"A certain amount of paternalism comes out in the school's justifications for the policy: Dean Levmore explained, "the question is, 'How do you best learn? That's for the faculty to decide.'"...Yes many of the students may well be checking their email, social networking pages, twittering or blogging etc. So if that's what they're doing anyway, why not engage them in actively using those tools to tune into your subject matter. Banning laptops in class is a bit like the education sector's equivalent of the entertainment industry wishing the Web had never happened.
Professors at U of C (and elsewhere) think what they have to say is important. Professors think (and should think, or they would have trouble doing their jobs) that listening to what professors have to say really is the best use of law student time. And things have gotten to the point that you don't have to be a "hip young pRAWf" to sense that the student clicking furiously during another student's question isn't taking notes on that question.
As more and more law schools consider and embrace wireless deactivation (or the even more draconian laptop ban), I'd urge them to be honest. Telling students you know what's best for them -- whether we're talking about attendance policies or wireless -- only gets you so far. Be honest, and admit that you're banning wireless access because the plugged-in student is usually a disengaged one and has sucked the fun out of the classroom experience. Students are more likely to accept a top-down policy change if it's justified based on faculty morale than student learning."
Yet it is not just the teachers that don't like laptops in the room. Colleagues have recently grumbled at me using my laptop in meetings, saying it is disrespectful and the clicking of my keyboard is distracting (that's just two of the polite complaints) and participants in the OU's Making Connections conference recently were on the receiving end of similar grumbles.
With a real portable laptop (i.e. one that doesn't weigh half a tonne) I don't have to print out and carry reams of paper around, I can call any document up at a few seconds notice (well maybe not a few seconds as I'm still on XP), I can search, make notes, double check sources and frankly for the large portions of certain meetings when I just do not need to be there I can be getting on with real work, remotely supporting my staff on the broad ecology of issues they have to address on a daily basis - issues that wouldn't otherwise get dealt with until I got back to the office later in the day/week. And although I understand that multi-tasking is primarily the domain of the female of the species and I'm still a mere amateur in that regard, I guess that's why evolution gave us computers - to help us catch up. :-)

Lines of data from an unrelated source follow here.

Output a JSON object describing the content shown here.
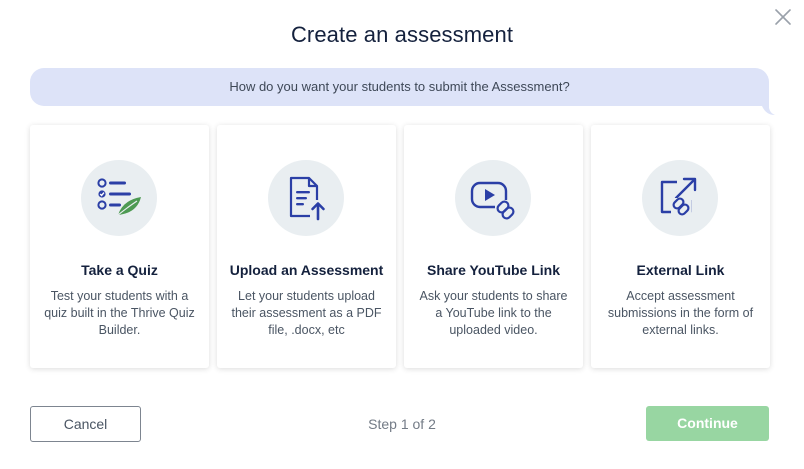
{
  "modal": {
    "title": "Create an assessment",
    "close_icon": "close-icon"
  },
  "prompt": {
    "question": "How do you want your students to submit the Assessment?"
  },
  "options": [
    {
      "title": "Take a Quiz",
      "description": "Test your students with a quiz built in the Thrive Quiz Builder.",
      "icon": "quiz-checklist-icon"
    },
    {
      "title": "Upload an Assessment",
      "description": "Let your students upload their assessment as a PDF file, .docx, etc",
      "icon": "upload-file-icon"
    },
    {
      "title": "Share YouTube Link",
      "description": "Ask your students to share a YouTube link to the uploaded video.",
      "icon": "youtube-link-icon"
    },
    {
      "title": "External Link",
      "description": "Accept assessment submissions in the form of external links.",
      "icon": "external-link-icon"
    }
  ],
  "footer": {
    "cancel_label": "Cancel",
    "step_text": "Step 1 of 2",
    "continue_label": "Continue"
  },
  "colors": {
    "bubble": "#dde3f8",
    "icon_blue": "#2b3fa6",
    "icon_green": "#4d9a52",
    "continue_disabled": "#98d6a2"
  }
}
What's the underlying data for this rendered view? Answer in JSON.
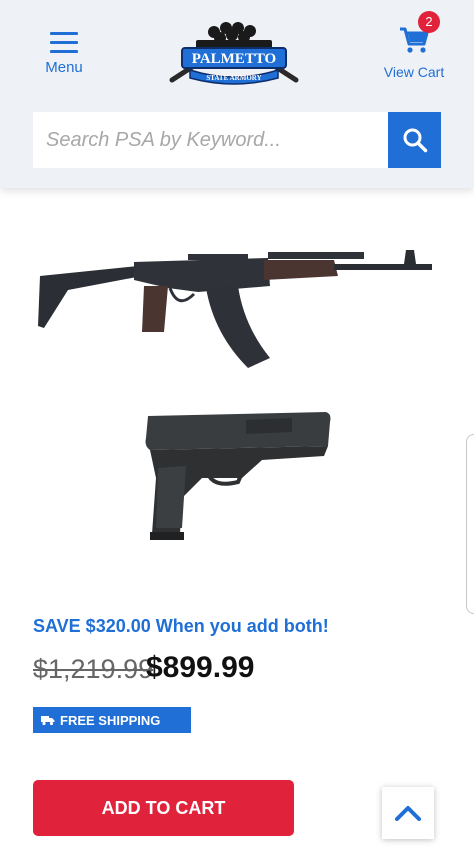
{
  "header": {
    "menu_label": "Menu",
    "cart_label": "View Cart",
    "cart_count": "2",
    "logo_name": "PALMETTO",
    "logo_sub": "STATE ARMORY"
  },
  "search": {
    "placeholder": "Search PSA by Keyword..."
  },
  "bundle": {
    "save_text": "SAVE $320.00 When you add both!",
    "old_price": "$1,219.99",
    "new_price": "$899.99",
    "shipping_label": "FREE SHIPPING",
    "add_to_cart": "ADD TO CART"
  },
  "icons": {
    "menu": "hamburger-icon",
    "cart": "cart-icon",
    "search": "search-icon",
    "shipping": "truck-icon",
    "to_top": "chevron-up-icon"
  },
  "colors": {
    "accent_blue": "#1f6fd6",
    "cta_red": "#e0223a",
    "header_bg": "#eef1f5"
  }
}
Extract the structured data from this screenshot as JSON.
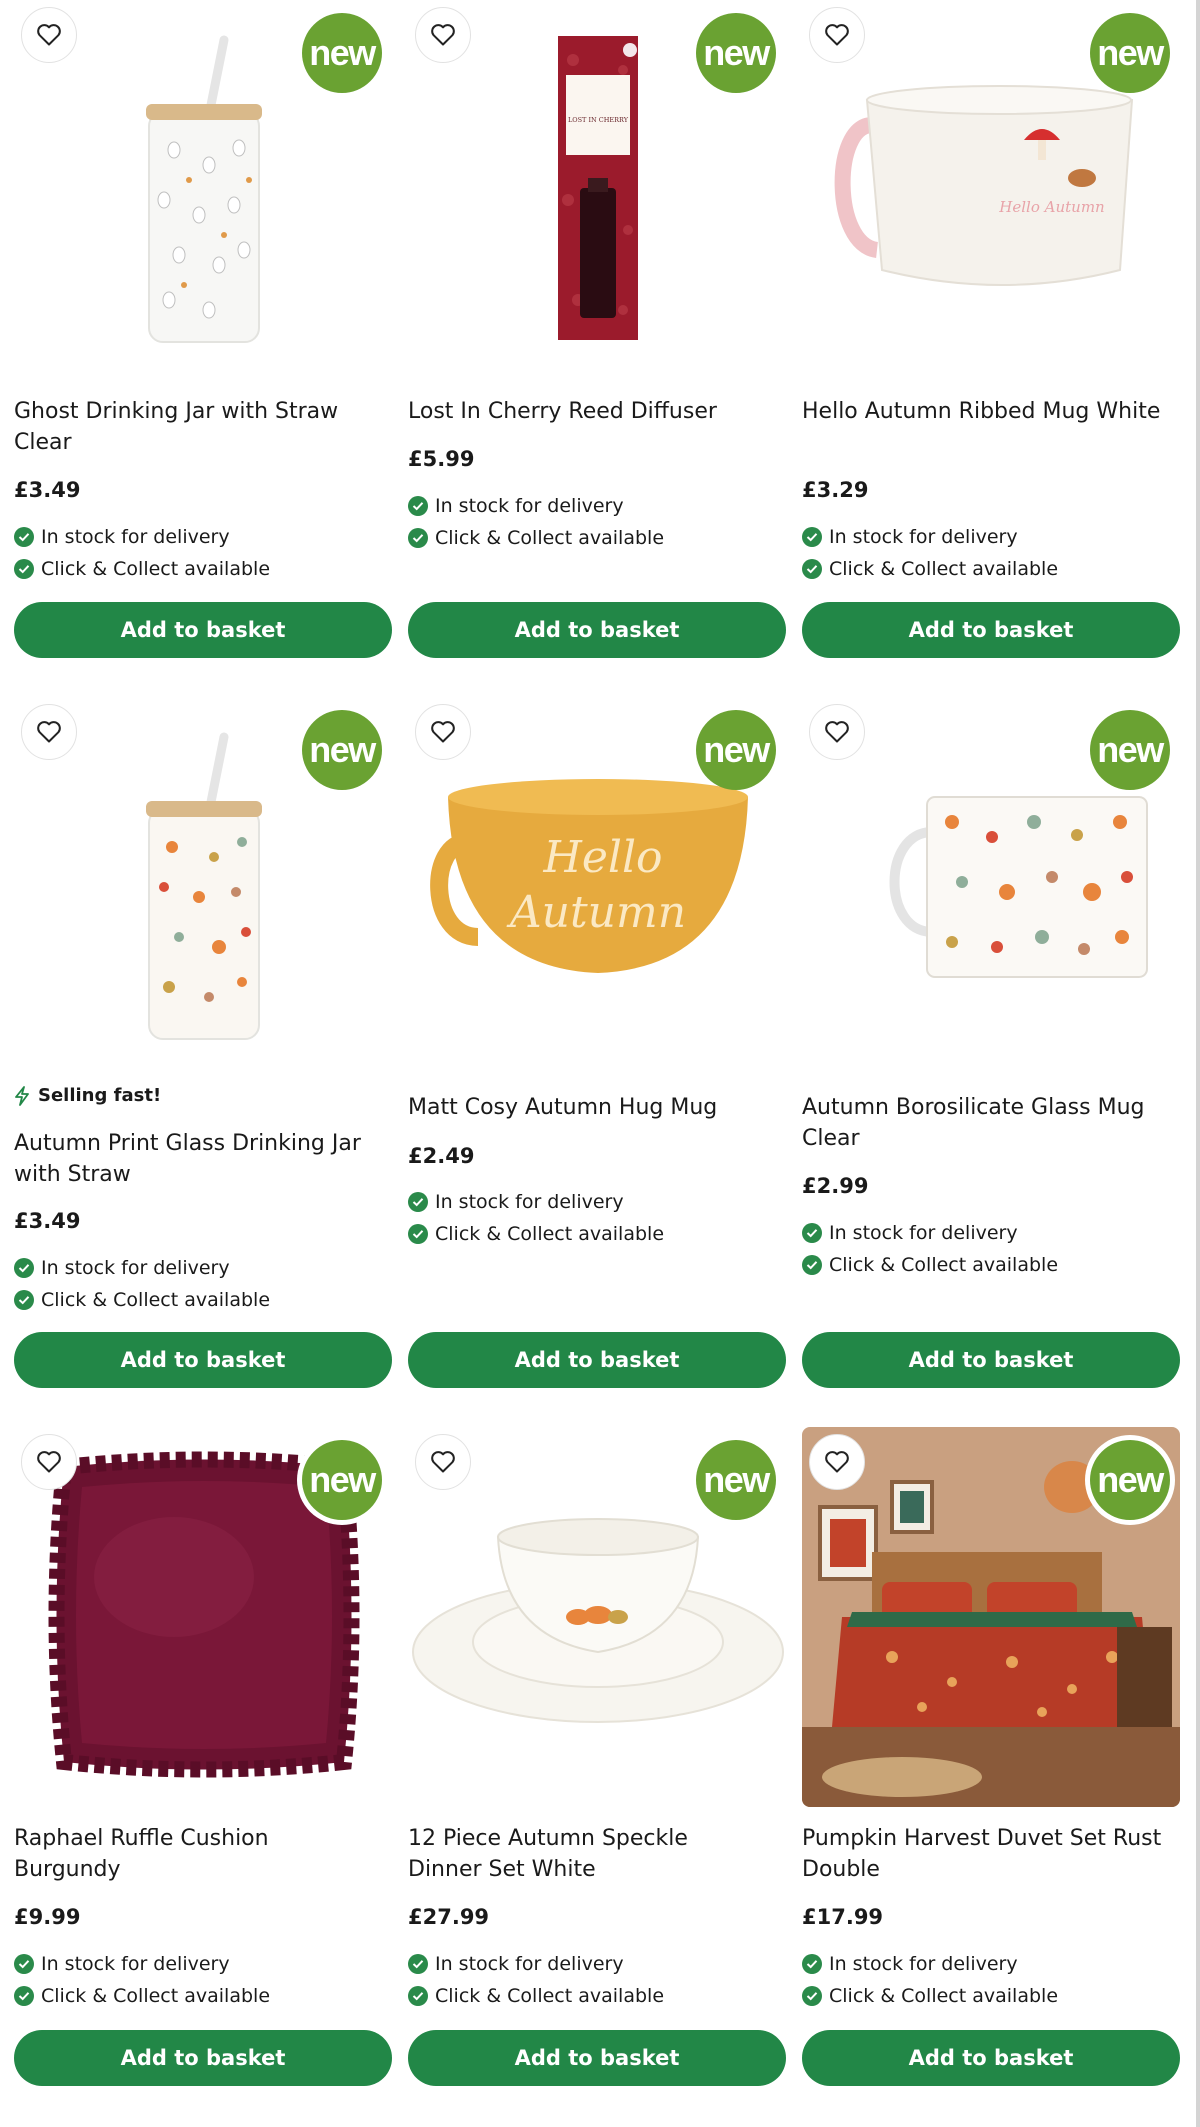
{
  "badge_label": "new",
  "colors": {
    "accent": "#228747",
    "badge": "#6aa232",
    "tick": "#2a8a4a"
  },
  "icons": {
    "wishlist": "heart-outline-icon",
    "stock": "check-circle-icon",
    "selling": "lightning-icon"
  },
  "products": [
    {
      "title": "Ghost Drinking Jar with Straw Clear",
      "price": "£3.49",
      "stock_delivery": "In stock for delivery",
      "stock_collect": "Click & Collect available",
      "button": "Add to basket"
    },
    {
      "title": "Lost In Cherry Reed Diffuser",
      "price": "£5.99",
      "stock_delivery": "In stock for delivery",
      "stock_collect": "Click & Collect available",
      "button": "Add to basket",
      "box_label": "LOST IN CHERRY"
    },
    {
      "title": "Hello Autumn Ribbed Mug White",
      "price": "£3.29",
      "stock_delivery": "In stock for delivery",
      "stock_collect": "Click & Collect available",
      "button": "Add to basket",
      "mug_text": "Hello Autumn"
    },
    {
      "selling_fast": "Selling fast!",
      "title": "Autumn Print Glass Drinking Jar with Straw",
      "price": "£3.49",
      "stock_delivery": "In stock for delivery",
      "stock_collect": "Click & Collect available",
      "button": "Add to basket"
    },
    {
      "title": "Matt Cosy Autumn Hug Mug",
      "price": "£2.49",
      "stock_delivery": "In stock for delivery",
      "stock_collect": "Click & Collect available",
      "button": "Add to basket",
      "mug_text_1": "Hello",
      "mug_text_2": "Autumn"
    },
    {
      "title": "Autumn Borosilicate Glass Mug Clear",
      "price": "£2.99",
      "stock_delivery": "In stock for delivery",
      "stock_collect": "Click & Collect available",
      "button": "Add to basket"
    },
    {
      "title": "Raphael Ruffle Cushion Burgundy",
      "price": "£9.99",
      "stock_delivery": "In stock for delivery",
      "stock_collect": "Click & Collect available",
      "button": "Add to basket"
    },
    {
      "title": "12 Piece Autumn Speckle Dinner Set White",
      "price": "£27.99",
      "stock_delivery": "In stock for delivery",
      "stock_collect": "Click & Collect available",
      "button": "Add to basket"
    },
    {
      "title": "Pumpkin Harvest Duvet Set Rust Double",
      "price": "£17.99",
      "stock_delivery": "In stock for delivery",
      "stock_collect": "Click & Collect available",
      "button": "Add to basket"
    }
  ]
}
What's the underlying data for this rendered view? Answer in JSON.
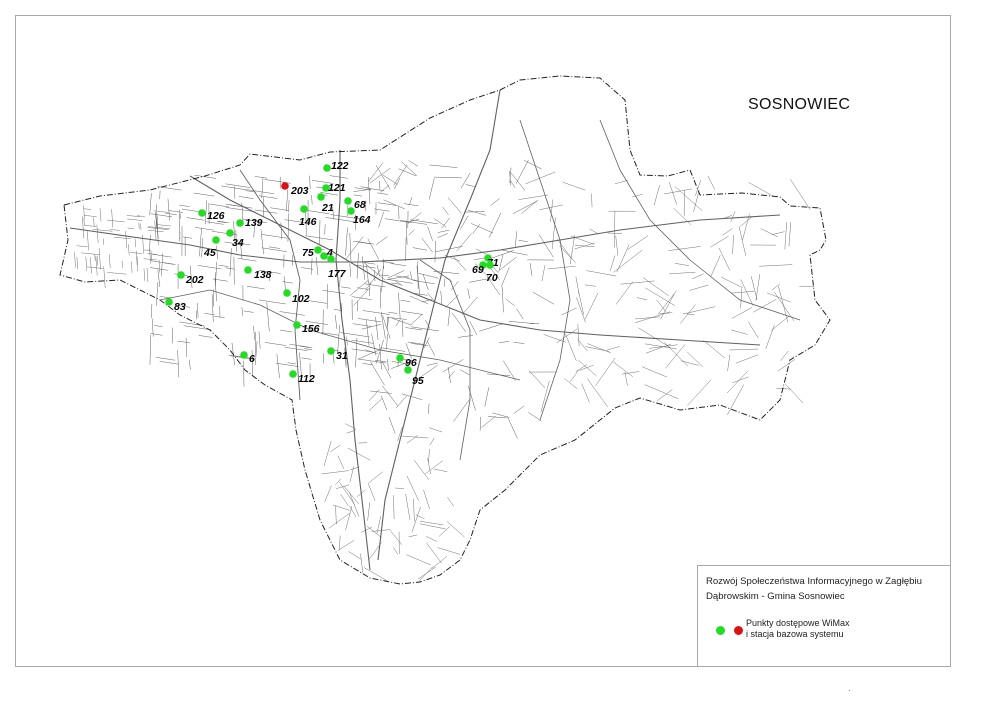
{
  "map": {
    "title": "SOSNOWIEC",
    "colors": {
      "access_point": "#22dd22",
      "base_station": "#dd1111",
      "streets": "#555555",
      "boundary": "#222222"
    },
    "points": [
      {
        "label": "122",
        "kind": "access_point"
      },
      {
        "label": "203",
        "kind": "base_station"
      },
      {
        "label": "121",
        "kind": "access_point"
      },
      {
        "label": "21",
        "kind": "access_point"
      },
      {
        "label": "68",
        "kind": "access_point"
      },
      {
        "label": "164",
        "kind": "access_point"
      },
      {
        "label": "146",
        "kind": "access_point"
      },
      {
        "label": "126",
        "kind": "access_point"
      },
      {
        "label": "139",
        "kind": "access_point"
      },
      {
        "label": "34",
        "kind": "access_point"
      },
      {
        "label": "45",
        "kind": "access_point"
      },
      {
        "label": "75",
        "kind": "access_point"
      },
      {
        "label": "4",
        "kind": "access_point"
      },
      {
        "label": "177",
        "kind": "access_point"
      },
      {
        "label": "138",
        "kind": "access_point"
      },
      {
        "label": "202",
        "kind": "access_point"
      },
      {
        "label": "83",
        "kind": "access_point"
      },
      {
        "label": "102",
        "kind": "access_point"
      },
      {
        "label": "156",
        "kind": "access_point"
      },
      {
        "label": "6",
        "kind": "access_point"
      },
      {
        "label": "31",
        "kind": "access_point"
      },
      {
        "label": "112",
        "kind": "access_point"
      },
      {
        "label": "96",
        "kind": "access_point"
      },
      {
        "label": "95",
        "kind": "access_point"
      },
      {
        "label": "71",
        "kind": "access_point"
      },
      {
        "label": "69",
        "kind": "access_point"
      },
      {
        "label": "70",
        "kind": "access_point"
      }
    ]
  },
  "legend": {
    "title": "Rozwój Społeczeństwa Informacyjnego w Zagłębiu Dąbrowskim - Gmina Sosnowiec",
    "line1": "Punkty dostępowe WiMax",
    "line2": "i stacja  bazowa systemu"
  }
}
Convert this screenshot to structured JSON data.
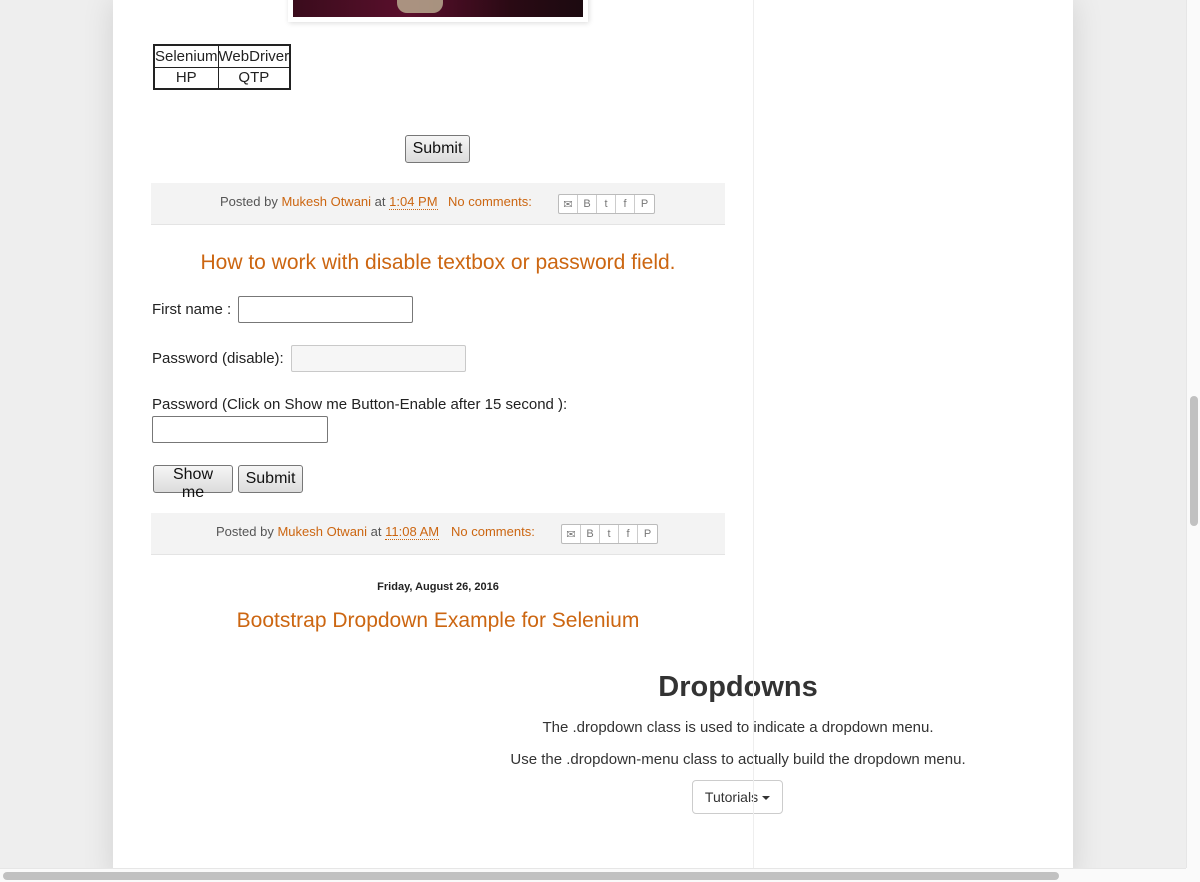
{
  "table": {
    "rows": [
      [
        "Selenium",
        "WebDriver"
      ],
      [
        "HP",
        "QTP"
      ]
    ]
  },
  "buttons": {
    "submit_top": "Submit",
    "show_me": "Show me",
    "submit_bottom": "Submit"
  },
  "post1_footer": {
    "posted_by": "Posted by",
    "author": "Mukesh Otwani",
    "at": "at",
    "time": "1:04 PM",
    "comments": "No comments:"
  },
  "post2": {
    "title": "How to work with disable textbox or password field.",
    "first_name_label": "First name :",
    "password_disabled_label": "Password (disable):",
    "password_enable_label": "Password (Click on Show me Button-Enable after 15 second ):"
  },
  "post2_footer": {
    "posted_by": "Posted by",
    "author": "Mukesh Otwani",
    "at": "at",
    "time": "11:08 AM",
    "comments": "No comments:"
  },
  "date_header": "Friday, August 26, 2016",
  "post3": {
    "title": "Bootstrap Dropdown Example for Selenium",
    "heading": "Dropdowns",
    "line1": "The .dropdown class is used to indicate a dropdown menu.",
    "line2": "Use the .dropdown-menu class to actually build the dropdown menu.",
    "dropdown_label": "Tutorials"
  },
  "share_icons": [
    "email-icon",
    "blogger-icon",
    "twitter-icon",
    "facebook-icon",
    "pinterest-icon"
  ],
  "colors": {
    "accent": "#cc6611",
    "footer_bg": "#f3f3f3",
    "page_bg": "#eeeeee"
  }
}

Update: I see Martin had some similar thoughts on the complaints at Making Connections.
"I think some people feel it shows disrespect to the speaker that you aren't giving them your full attention. In fact, thinking through the act of people having laptops or other devices operating during a talk I give, I'm of the completely opposite view. If what I'm saying isn't interesting enough for you to want to liveblog, twitter, look up sources or take notes on it, then I'm doing something wrong. And, if by some freak chance what I'm saying isn't interesting, then I'd rather people were doing their email or reading blogs than sitting in my session feeling resentful because they are trapped. Hey, I've had people sleeping during a talk before - I'd rather they were tapping away on their keyboards."